24 NOVEMBER 1866, Page 20

Priest and Parish. By Rev. Harry Jones, M.A., Incumbent of
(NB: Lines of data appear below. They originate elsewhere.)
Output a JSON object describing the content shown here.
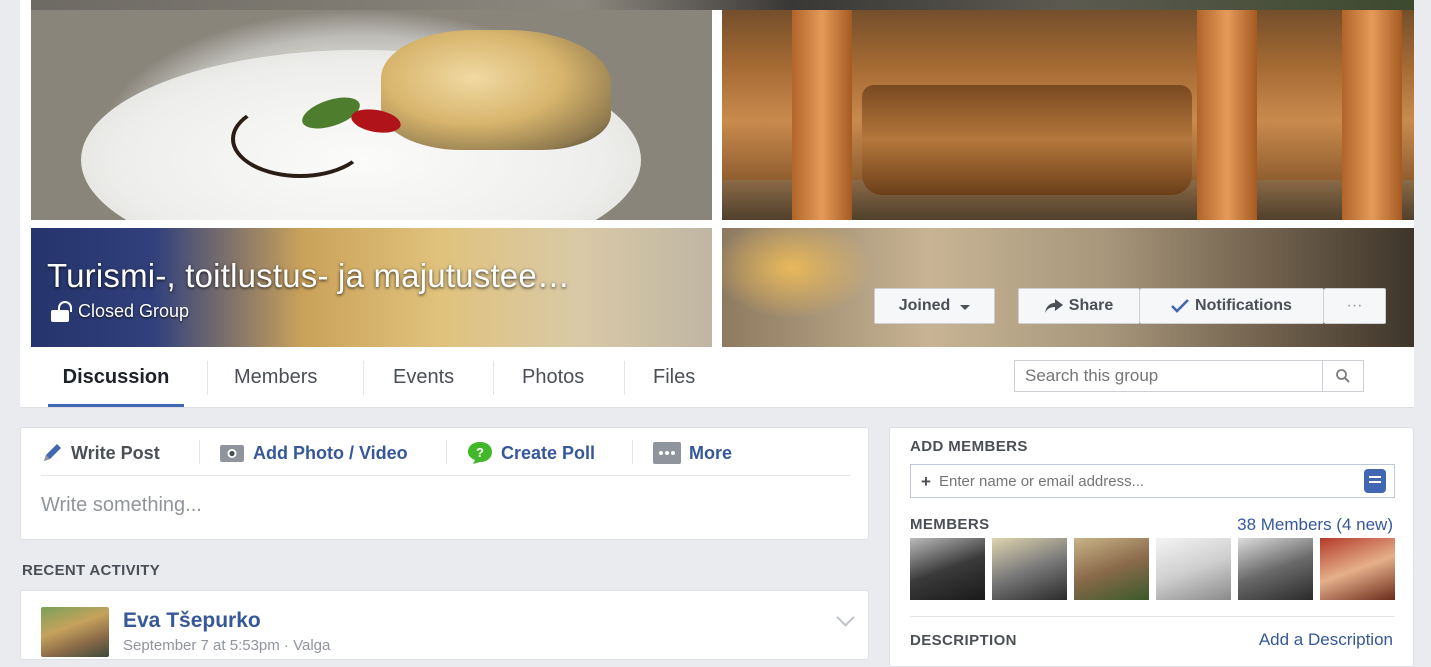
{
  "group": {
    "title": "Turismi-, toitlustus- ja majutustee…",
    "type": "Closed Group"
  },
  "cover_buttons": {
    "joined": "Joined",
    "share": "Share",
    "notifications": "Notifications",
    "more": "···"
  },
  "tabs": [
    {
      "label": "Discussion",
      "active": true
    },
    {
      "label": "Members",
      "active": false
    },
    {
      "label": "Events",
      "active": false
    },
    {
      "label": "Photos",
      "active": false
    },
    {
      "label": "Files",
      "active": false
    }
  ],
  "search": {
    "placeholder": "Search this group"
  },
  "composer": {
    "tabs": [
      {
        "label": "Write Post",
        "icon": "pencil-icon"
      },
      {
        "label": "Add Photo / Video",
        "icon": "camera-icon"
      },
      {
        "label": "Create Poll",
        "icon": "poll-icon"
      },
      {
        "label": "More",
        "icon": "more-icon"
      }
    ],
    "placeholder": "Write something..."
  },
  "recent_activity": {
    "heading": "RECENT ACTIVITY",
    "post": {
      "author": "Eva Tšepurko",
      "meta": "September 7 at 5:53pm · Valga"
    }
  },
  "sidebar": {
    "add_members": {
      "heading": "ADD MEMBERS",
      "placeholder": "Enter name or email address..."
    },
    "members": {
      "heading": "MEMBERS",
      "count_label": "38 Members (4 new)",
      "photo_colors": [
        "#3a3a3a",
        "#6b6b6b",
        "#8a7a5a",
        "#d8d8d8",
        "#5a5a5a",
        "#9a4a3a"
      ]
    },
    "description": {
      "heading": "DESCRIPTION",
      "action": "Add a Description"
    }
  },
  "colors": {
    "link": "#365899",
    "accent": "#4267b2",
    "background": "#e9ebee"
  }
}
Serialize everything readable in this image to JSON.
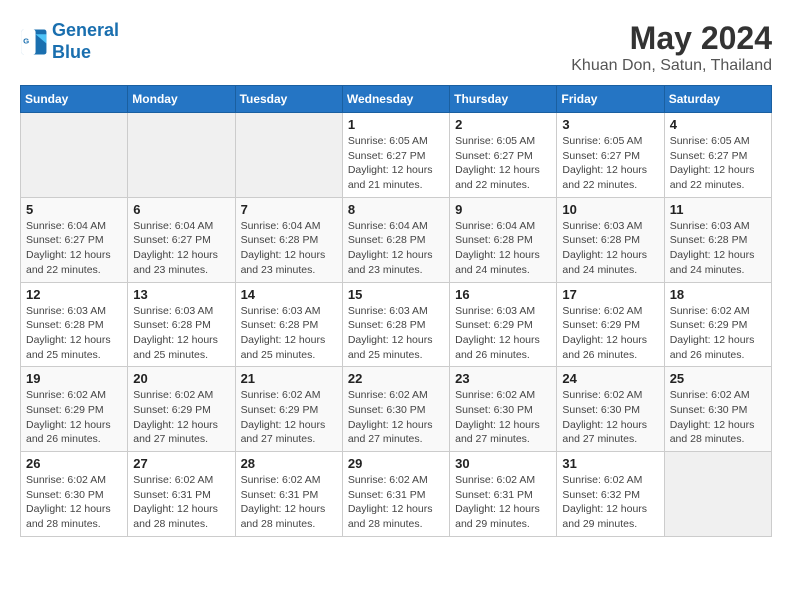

St. Luke's, Berwick Street. (Rivingtons.)—This is a reprint of papers that originally appeared in Fraser's Magazine. Mr. Jones is essentially a practical man, and his volume will be found a refreshing alterative by those who have been exercised in mind of late by the various doctrinal discussions of the day. We can imagine a parishioner of St. Luke's trying to get out of his incumbent an opinion upon some such question as Ritualism; we do not expect he would find it an easy matter ; that the gentleman in question would not reply to him directly, bat would gently cross-examine him, and having ascertained from him by this means that some of his household arrangements were not altogether consistent with his Christian profession—that he scolded his wife, or under-estimated the value of his servants' labour—would exhort him to reform these irregnlarities first, and when he had quite succeeded in establishing himself in right courses, then to return and renew the topic on which he had invited discussion. This is the impression we gather from the volume before us. In it Mr. Jones deals exclusively with "the phases of the priest's life and work as he appears to those who hear him in the church, and meet him in the street and in the house." Though he has an introductory chapter on "priestcraft," he rather shirks the theoretical aspect of the question, and would seem to wish that his advice should be considered of value by those who hold the most opposite theories on the status of the priest ; and he pursues this method all through the book. He intends to make a practical man of the clergyman who comes to him for instruction, and leaving him in the uninterrupted possession of his doctrinal peculiarities, teaches him how to manage his work and his people in the most effective way. There are few persons, either in or out of Orders, who will not gain something by a conference with Mr. Jones, and few who will not appre- ciate the shrewdness and frequent humour of his observations. Perhaps he gets even a little too funny at times ; but this is a pardonable fault in a man who is really in earnest, and can be quite grave enough when the subject requires gravity. We will conclude with a bit of excellent advice that our author tenders to his brethren in reference to sermons. "Let each prophesy," he says," according to the proportion of his faith; not in the finedphrases of religious language or modernized Pauline fervour, bat in his own thought-born words, and he will reach the hearts of some with consecrated power." There is nothing more trying in sermons than this use of "fixed phrases."